The archbishop said, “Indeed, I am of the opinion that the principal emphasis with regard to religious freedom should not be political or ideological: The main concern should be to protect human rights and fundamental freedoms effectively, and to promote peaceful coexistence and inclusive societies, in which people can express their beliefs freely without fear of being censored by the common discourse and where minorities are fully respected.”
He said while the Vatican appreciates ways the church can partner with governments and international organizations in aid distribution and other assistance, he criticized the way “in some cases government funding is conditioned by ideological considerations, not always compatible with religious principles and convictions. It would be invasive for a donor to impose his culture, his values, his ideology and policies, eroding the traditions, history, religious and moral values of people he intends to help.”
While responding to crises is important, he said, the Vatican also believes the root causes of such crises must be urgently addressed, “such as horrific wars, persecutions, human rights violations, political or social instability, extreme poverty, consequences of climate change, and so on.”
This is why, he added, it is important to hear Pope Francis’ call in “Laudato Si'” for an “integral ecology,” which recognizes the link between social justice, the economy, politics, protecting the environment and fighting against poverty.

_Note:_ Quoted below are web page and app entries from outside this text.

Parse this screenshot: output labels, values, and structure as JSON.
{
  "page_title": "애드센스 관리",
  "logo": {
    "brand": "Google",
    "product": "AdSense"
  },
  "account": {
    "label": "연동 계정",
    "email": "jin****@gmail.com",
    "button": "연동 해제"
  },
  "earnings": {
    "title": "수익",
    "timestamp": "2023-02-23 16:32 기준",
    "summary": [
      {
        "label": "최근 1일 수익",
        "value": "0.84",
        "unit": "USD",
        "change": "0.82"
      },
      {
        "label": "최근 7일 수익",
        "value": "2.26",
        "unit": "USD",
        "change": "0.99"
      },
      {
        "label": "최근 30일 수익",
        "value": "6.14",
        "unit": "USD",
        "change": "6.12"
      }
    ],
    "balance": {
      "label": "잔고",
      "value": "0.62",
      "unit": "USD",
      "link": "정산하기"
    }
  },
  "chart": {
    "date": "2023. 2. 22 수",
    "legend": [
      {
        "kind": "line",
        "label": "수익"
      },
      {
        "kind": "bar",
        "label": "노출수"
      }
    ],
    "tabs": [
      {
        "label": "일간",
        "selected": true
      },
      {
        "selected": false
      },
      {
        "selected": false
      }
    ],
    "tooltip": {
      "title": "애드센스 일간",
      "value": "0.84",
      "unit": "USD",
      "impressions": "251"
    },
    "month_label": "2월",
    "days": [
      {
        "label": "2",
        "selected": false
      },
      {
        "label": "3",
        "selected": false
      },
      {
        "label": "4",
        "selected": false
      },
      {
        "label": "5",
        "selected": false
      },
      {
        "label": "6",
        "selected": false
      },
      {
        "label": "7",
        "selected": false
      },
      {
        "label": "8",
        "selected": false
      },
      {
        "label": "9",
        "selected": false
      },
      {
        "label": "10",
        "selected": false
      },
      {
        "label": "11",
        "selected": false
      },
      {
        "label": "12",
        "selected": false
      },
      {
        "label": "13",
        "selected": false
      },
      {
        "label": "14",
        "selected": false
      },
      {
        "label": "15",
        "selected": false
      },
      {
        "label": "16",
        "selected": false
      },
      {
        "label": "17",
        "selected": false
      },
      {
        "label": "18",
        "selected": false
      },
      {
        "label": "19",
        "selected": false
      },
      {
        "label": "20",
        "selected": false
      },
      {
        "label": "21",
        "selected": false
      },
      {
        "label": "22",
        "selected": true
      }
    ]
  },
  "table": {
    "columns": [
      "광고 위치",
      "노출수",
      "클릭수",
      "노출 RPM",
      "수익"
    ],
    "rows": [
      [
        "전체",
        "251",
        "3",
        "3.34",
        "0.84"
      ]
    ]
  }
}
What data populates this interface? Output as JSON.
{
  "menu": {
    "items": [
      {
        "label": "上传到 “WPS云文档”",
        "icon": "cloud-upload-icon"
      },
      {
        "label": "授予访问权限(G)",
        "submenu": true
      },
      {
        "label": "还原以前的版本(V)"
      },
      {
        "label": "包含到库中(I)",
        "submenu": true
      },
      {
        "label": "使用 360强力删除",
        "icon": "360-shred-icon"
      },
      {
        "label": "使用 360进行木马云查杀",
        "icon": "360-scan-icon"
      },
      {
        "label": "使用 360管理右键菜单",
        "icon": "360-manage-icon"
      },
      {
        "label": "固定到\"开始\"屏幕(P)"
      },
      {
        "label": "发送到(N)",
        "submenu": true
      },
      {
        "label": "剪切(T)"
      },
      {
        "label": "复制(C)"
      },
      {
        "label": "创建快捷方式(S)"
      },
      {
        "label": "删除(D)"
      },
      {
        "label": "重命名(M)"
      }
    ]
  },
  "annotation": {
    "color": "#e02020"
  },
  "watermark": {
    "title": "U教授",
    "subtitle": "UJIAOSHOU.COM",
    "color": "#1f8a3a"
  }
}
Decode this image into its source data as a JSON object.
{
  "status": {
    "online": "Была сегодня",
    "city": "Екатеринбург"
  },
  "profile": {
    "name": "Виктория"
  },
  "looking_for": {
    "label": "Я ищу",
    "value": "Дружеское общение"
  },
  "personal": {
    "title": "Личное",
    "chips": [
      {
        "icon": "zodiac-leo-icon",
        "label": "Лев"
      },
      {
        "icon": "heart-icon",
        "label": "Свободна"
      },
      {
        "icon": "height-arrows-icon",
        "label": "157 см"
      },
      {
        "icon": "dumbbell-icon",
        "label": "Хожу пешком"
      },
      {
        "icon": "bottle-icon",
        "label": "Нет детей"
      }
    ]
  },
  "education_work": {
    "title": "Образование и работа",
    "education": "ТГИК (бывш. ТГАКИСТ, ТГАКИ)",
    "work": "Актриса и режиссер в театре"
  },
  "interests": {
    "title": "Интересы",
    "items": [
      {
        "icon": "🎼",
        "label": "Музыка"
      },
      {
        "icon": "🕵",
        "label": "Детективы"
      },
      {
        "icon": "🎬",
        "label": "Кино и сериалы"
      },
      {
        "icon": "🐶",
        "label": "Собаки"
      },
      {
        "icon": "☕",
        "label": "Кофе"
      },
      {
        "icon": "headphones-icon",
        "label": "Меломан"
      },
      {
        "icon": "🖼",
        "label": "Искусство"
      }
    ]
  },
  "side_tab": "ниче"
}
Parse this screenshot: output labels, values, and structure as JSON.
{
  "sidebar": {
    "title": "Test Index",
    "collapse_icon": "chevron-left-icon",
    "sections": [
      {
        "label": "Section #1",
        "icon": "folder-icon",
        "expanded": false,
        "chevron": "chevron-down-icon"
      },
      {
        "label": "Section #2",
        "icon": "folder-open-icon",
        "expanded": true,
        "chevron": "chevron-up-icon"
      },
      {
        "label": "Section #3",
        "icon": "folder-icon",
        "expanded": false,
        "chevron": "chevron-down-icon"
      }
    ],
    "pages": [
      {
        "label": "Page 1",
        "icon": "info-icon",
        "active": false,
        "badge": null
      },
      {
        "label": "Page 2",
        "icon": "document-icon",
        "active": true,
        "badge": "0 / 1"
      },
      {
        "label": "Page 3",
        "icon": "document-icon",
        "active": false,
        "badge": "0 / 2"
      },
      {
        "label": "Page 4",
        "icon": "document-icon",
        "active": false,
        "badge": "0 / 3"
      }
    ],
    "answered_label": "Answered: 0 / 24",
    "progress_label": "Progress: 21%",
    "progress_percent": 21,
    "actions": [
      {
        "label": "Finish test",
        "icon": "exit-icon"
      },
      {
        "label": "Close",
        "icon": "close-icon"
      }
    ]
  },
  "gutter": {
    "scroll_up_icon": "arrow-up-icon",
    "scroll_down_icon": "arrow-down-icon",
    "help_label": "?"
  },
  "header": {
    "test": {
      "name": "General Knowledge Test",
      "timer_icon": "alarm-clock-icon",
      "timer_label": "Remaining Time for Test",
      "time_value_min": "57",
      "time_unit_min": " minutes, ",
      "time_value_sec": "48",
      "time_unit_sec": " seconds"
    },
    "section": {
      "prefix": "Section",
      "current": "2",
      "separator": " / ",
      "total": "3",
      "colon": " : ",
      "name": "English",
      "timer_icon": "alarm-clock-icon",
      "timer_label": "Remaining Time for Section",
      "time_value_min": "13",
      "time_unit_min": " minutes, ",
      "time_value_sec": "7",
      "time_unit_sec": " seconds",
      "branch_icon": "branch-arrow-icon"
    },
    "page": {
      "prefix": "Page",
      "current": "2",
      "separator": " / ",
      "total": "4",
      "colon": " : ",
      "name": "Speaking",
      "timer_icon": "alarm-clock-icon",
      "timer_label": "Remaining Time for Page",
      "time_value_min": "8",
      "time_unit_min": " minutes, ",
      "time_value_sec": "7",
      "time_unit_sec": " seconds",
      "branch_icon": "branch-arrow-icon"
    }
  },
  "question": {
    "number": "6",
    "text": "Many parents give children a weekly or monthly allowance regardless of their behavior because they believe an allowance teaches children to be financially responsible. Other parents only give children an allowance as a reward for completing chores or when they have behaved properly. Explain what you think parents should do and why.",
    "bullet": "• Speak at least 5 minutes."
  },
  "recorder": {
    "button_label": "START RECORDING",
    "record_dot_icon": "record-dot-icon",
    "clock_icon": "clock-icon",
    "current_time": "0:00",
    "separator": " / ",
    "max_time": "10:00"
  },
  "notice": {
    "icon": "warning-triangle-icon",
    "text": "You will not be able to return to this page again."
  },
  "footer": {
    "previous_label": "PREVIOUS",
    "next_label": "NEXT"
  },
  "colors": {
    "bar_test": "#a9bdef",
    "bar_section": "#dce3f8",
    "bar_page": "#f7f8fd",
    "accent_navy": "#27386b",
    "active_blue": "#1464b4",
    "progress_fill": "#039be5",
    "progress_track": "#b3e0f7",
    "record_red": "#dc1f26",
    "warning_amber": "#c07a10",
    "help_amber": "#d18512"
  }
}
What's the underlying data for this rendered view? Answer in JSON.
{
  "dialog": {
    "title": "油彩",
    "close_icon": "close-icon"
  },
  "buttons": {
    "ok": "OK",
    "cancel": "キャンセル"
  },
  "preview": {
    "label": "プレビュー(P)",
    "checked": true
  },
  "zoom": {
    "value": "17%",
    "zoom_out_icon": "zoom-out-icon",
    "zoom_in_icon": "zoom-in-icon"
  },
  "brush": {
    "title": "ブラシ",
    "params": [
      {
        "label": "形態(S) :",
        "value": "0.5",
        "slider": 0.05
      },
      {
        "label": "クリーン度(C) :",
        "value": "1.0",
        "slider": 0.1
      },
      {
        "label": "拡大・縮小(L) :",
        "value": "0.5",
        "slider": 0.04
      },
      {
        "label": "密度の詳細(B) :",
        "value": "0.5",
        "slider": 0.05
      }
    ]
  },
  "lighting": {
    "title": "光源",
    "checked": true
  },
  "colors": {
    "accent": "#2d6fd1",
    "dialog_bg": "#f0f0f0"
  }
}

Cardinal Pietro Parolin, Vatican secretary of state, reminded his audience, which included a number of ambassadors to the Holy See and representatives of faith-based organizations, that the Holy See does not pursue any one national interest.
Its main concern is “the common good,” he said, which depends on concrete commitments to peace, human dignity, religious freedom, social justice and fighting poverty.
In fact, he said, governments should always include sustainable development in their plans because “it would be a humiliation” to keep poorer nations dependent on others.
Freedom of religion and conscience are shared priorities, he said, especially given that there are so many abuses in the world.
While such violations must be condemned, the cardinal said, there also must be a stop to the marketing and flow of weapons, which fuel and worsen so many of these conflicts and human rights abuses.
Governments wishing to make a difference also must not collaborate with those governments or state actors that take part in “reprehensible activities,” he said.
Cardinal Parolin also warned about a form of “bloodless persecution” in some places where there may be no outright violence, but governments chip away at the freedom of conscience, which is the first step toward violations against the freedom to worship.